BEGIN Source material

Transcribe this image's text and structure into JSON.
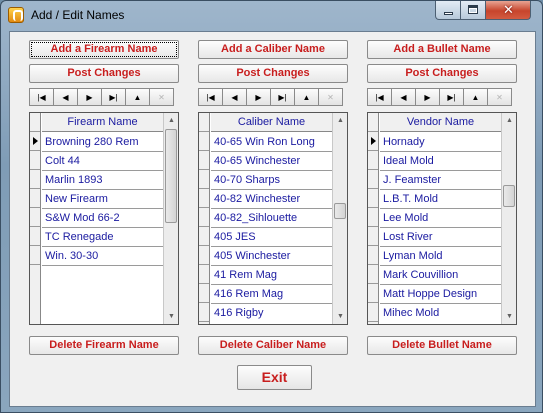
{
  "window": {
    "title": "Add / Edit Names",
    "close_glyph": "✕"
  },
  "nav_glyphs": {
    "first": "|◀",
    "prev": "◀",
    "next": "▶",
    "last": "▶|",
    "post": "▲",
    "cancel": "✕"
  },
  "firearm": {
    "add_label": "Add a Firearm Name",
    "post_label": "Post Changes",
    "delete_label": "Delete Firearm Name",
    "column_header": "Firearm Name",
    "rows": [
      "Browning 280 Rem",
      "Colt 44",
      "Marlin 1893",
      "New Firearm",
      "S&W Mod 66-2",
      "TC Renegade",
      "Win. 30-30",
      "",
      "",
      ""
    ]
  },
  "caliber": {
    "add_label": "Add a Caliber Name",
    "post_label": "Post Changes",
    "delete_label": "Delete Caliber Name",
    "column_header": "Caliber Name",
    "rows": [
      "40-65 Win Ron Long",
      "40-65 Winchester",
      "40-70 Sharps",
      "40-82 Winchester",
      "40-82_Sihlouette",
      "405 JES",
      "405 Winchester",
      "41 Rem Mag",
      "416 Rem Mag",
      "416 Rigby"
    ]
  },
  "bullet": {
    "add_label": "Add a Bullet Name",
    "post_label": "Post Changes",
    "delete_label": "Delete Bullet Name",
    "column_header": "Vendor Name",
    "rows": [
      "Hornady",
      "Ideal Mold",
      "J. Feamster",
      "L.B.T. Mold",
      "Lee Mold",
      "Lost River",
      "Lyman Mold",
      "Mark Couvillion",
      "Matt Hoppe Design",
      "Mihec Mold"
    ]
  },
  "exit_label": "Exit",
  "colors": {
    "button_text": "#c81e1e",
    "grid_text": "#1a1aa0"
  }
}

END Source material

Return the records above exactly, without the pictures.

Transcribe this image's text and structure into JSON.
{
  "window": {
    "title": "Add / Edit Names",
    "close_glyph": "✕"
  },
  "nav_glyphs": {
    "first": "|◀",
    "prev": "◀",
    "next": "▶",
    "last": "▶|",
    "post": "▲",
    "cancel": "✕"
  },
  "firearm": {
    "add_label": "Add a Firearm Name",
    "post_label": "Post Changes",
    "delete_label": "Delete Firearm Name",
    "column_header": "Firearm Name",
    "rows": [
      "Browning 280 Rem",
      "Colt 44",
      "Marlin 1893",
      "New Firearm",
      "S&W Mod 66-2",
      "TC Renegade",
      "Win. 30-30",
      "",
      "",
      ""
    ]
  },
  "caliber": {
    "add_label": "Add a Caliber Name",
    "post_label": "Post Changes",
    "delete_label": "Delete Caliber Name",
    "column_header": "Caliber Name",
    "rows": [
      "40-65 Win Ron Long",
      "40-65 Winchester",
      "40-70 Sharps",
      "40-82 Winchester",
      "40-82_Sihlouette",
      "405 JES",
      "405 Winchester",
      "41 Rem Mag",
      "416 Rem Mag",
      "416 Rigby"
    ]
  },
  "bullet": {
    "add_label": "Add a Bullet Name",
    "post_label": "Post Changes",
    "delete_label": "Delete Bullet Name",
    "column_header": "Vendor Name",
    "rows": [
      "Hornady",
      "Ideal Mold",
      "J. Feamster",
      "L.B.T. Mold",
      "Lee Mold",
      "Lost River",
      "Lyman Mold",
      "Mark Couvillion",
      "Matt Hoppe Design",
      "Mihec Mold"
    ]
  },
  "exit_label": "Exit",
  "colors": {
    "button_text": "#c81e1e",
    "grid_text": "#1a1aa0"
  }
}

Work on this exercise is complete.